### ACTIVITY
If a line of the records holds the word "comment", copy it out.

### Recorded data
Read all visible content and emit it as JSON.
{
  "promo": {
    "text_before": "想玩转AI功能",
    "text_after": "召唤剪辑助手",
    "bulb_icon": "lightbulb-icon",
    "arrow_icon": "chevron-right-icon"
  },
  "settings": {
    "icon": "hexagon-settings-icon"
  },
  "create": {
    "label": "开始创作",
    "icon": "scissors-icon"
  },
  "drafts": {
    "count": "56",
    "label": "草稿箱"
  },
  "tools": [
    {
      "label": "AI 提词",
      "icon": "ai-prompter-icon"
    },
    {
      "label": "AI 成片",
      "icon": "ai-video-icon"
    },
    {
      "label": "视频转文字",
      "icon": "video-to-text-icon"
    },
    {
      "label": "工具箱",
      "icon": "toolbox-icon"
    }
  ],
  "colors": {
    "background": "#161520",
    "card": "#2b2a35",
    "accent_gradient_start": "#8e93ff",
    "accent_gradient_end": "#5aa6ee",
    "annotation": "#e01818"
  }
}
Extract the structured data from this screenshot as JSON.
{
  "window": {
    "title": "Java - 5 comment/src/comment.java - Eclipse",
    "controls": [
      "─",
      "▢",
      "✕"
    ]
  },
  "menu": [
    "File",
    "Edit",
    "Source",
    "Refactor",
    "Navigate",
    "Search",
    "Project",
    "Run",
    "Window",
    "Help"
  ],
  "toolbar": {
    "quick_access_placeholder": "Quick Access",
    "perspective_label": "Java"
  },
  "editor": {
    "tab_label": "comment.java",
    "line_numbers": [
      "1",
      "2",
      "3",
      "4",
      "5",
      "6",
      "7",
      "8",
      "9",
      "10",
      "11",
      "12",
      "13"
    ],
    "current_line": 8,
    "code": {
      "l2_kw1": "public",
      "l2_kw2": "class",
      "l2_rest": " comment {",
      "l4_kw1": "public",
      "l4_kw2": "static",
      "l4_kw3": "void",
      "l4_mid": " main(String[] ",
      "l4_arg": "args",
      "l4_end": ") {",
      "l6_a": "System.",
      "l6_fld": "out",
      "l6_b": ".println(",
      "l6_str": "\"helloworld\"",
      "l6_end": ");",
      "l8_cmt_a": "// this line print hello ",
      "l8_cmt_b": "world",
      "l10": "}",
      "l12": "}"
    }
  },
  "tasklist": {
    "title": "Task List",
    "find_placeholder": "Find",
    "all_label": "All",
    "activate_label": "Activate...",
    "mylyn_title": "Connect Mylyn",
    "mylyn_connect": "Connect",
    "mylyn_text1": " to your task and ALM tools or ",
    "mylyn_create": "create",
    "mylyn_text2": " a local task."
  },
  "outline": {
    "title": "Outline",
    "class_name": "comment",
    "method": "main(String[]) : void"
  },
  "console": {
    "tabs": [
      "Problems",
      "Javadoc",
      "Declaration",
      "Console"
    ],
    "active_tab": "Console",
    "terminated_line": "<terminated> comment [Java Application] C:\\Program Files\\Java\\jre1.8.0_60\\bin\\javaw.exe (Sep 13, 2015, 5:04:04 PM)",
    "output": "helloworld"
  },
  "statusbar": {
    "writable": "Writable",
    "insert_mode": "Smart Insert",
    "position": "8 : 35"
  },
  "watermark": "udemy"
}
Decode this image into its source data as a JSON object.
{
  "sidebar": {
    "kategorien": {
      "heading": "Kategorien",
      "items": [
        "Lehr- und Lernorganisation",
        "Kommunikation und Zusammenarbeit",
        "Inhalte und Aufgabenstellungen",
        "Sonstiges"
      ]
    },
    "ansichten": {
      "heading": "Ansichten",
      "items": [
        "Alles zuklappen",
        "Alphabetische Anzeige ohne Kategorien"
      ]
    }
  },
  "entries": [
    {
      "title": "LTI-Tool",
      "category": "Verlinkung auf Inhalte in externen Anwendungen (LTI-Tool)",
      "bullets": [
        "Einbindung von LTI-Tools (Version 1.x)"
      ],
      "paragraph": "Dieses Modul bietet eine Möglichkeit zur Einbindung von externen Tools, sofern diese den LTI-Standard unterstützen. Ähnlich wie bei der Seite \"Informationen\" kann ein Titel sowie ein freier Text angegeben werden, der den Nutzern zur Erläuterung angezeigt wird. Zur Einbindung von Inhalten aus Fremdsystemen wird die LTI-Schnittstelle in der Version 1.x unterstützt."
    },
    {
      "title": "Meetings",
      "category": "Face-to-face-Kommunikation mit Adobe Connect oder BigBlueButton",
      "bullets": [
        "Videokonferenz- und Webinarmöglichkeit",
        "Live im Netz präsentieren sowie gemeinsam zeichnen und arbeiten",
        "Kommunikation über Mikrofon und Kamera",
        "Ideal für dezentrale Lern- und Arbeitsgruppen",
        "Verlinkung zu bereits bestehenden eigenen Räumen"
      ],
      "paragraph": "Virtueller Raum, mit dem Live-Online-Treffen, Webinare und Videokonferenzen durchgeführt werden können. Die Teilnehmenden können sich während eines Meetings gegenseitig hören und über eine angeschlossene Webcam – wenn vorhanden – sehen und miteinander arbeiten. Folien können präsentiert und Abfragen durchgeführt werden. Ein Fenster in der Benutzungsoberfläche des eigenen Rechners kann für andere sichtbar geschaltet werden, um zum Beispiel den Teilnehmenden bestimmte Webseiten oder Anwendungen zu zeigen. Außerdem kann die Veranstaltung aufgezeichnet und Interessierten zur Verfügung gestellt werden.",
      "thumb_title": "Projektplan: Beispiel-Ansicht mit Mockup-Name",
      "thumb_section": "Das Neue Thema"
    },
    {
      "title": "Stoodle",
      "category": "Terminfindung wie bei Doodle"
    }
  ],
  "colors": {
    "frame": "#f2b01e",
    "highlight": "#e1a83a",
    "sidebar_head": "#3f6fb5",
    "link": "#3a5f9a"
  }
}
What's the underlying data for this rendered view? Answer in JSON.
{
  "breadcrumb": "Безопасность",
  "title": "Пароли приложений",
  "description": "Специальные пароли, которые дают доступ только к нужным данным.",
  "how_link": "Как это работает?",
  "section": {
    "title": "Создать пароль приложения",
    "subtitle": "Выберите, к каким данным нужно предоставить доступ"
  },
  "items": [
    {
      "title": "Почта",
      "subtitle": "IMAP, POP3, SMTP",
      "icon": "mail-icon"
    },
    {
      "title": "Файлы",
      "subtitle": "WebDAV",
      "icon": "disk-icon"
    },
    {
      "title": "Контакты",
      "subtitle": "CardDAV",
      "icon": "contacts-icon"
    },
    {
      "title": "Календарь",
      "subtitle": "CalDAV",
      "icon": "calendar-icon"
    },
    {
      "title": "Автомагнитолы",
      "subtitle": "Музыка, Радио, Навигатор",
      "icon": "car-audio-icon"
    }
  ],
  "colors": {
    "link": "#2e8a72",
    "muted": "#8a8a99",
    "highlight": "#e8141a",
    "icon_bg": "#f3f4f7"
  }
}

### REPLY TO THE TASK
    "title": "Java - 5 comment/src/comment.java - Eclipse",
    "tab_label": "comment.java",
      "l2_rest": " comment {",
    "class_name": "comment",
    "terminated_line": "<terminated> comment [Java Application] C:\\Program Files\\Java\\jre1.8.0_60\\bin\\javaw.exe (Sep 13, 2015, 5:04:04 PM)",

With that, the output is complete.